• _Activity_
What is needed is every line of the data that includes the word "Partly". Please copy each one.

[Extracted records]

- Opening Delimiter -

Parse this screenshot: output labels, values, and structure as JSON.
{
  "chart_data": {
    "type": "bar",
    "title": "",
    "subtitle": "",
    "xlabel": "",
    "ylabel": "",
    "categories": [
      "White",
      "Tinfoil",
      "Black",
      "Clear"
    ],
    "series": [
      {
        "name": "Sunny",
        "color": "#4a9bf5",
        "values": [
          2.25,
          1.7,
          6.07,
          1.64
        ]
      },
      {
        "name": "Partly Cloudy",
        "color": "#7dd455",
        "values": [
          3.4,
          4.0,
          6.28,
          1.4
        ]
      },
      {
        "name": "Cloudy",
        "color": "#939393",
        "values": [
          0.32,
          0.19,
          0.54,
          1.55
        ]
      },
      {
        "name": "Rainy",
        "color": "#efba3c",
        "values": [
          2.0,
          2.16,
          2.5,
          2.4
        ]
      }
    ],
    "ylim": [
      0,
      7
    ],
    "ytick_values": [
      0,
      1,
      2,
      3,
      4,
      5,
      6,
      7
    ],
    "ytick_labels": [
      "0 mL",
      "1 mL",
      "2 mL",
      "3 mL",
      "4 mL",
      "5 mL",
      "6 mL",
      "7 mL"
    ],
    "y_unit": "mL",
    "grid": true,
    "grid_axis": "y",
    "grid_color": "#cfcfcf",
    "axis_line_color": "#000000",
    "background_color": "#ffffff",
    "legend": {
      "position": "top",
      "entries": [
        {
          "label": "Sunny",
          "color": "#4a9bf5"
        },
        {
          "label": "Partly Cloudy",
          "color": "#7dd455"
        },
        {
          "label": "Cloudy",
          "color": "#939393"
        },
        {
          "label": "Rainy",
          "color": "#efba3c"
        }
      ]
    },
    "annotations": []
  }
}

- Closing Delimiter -

• _Answer space_
        "name": "Partly Cloudy",
          "label": "Partly Cloudy",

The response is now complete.